> [Activity]: For each line of the listing that holds "portrait", show the full line.

> [Given records]:
------

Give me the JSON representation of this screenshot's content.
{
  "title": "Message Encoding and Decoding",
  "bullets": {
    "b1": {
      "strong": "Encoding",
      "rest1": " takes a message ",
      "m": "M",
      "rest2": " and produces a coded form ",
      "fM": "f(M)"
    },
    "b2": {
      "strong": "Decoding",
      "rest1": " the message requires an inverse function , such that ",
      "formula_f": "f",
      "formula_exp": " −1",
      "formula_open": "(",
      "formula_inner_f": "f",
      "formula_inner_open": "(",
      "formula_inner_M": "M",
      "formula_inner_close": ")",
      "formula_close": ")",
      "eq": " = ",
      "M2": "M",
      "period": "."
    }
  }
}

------

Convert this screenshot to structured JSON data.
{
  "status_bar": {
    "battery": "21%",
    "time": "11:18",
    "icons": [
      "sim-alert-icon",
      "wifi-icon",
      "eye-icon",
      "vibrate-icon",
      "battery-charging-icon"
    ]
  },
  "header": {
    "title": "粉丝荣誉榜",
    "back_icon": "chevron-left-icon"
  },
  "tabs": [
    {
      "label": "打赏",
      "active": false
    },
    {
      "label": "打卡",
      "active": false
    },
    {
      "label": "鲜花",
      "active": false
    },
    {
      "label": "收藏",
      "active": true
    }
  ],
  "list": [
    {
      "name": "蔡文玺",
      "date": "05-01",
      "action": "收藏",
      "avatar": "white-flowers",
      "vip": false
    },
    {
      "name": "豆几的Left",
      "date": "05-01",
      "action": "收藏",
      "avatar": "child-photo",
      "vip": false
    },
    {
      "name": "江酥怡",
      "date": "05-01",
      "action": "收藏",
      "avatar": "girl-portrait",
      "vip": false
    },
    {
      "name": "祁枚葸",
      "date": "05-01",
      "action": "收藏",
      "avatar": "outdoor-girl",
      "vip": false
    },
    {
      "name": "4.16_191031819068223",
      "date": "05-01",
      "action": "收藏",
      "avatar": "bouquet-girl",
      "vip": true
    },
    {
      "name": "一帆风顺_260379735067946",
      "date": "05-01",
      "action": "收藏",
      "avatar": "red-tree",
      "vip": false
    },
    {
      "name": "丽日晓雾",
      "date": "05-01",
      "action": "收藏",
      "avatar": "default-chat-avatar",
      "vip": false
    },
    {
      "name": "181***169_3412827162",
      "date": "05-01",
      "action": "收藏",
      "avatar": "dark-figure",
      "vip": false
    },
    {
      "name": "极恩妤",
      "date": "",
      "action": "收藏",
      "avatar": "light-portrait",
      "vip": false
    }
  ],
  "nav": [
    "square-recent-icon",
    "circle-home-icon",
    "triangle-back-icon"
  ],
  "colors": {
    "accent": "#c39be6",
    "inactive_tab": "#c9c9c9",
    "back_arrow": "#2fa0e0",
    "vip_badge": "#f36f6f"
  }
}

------

> [Response for this exercise]:
      "avatar": "girl-portrait",
      "avatar": "light-portrait",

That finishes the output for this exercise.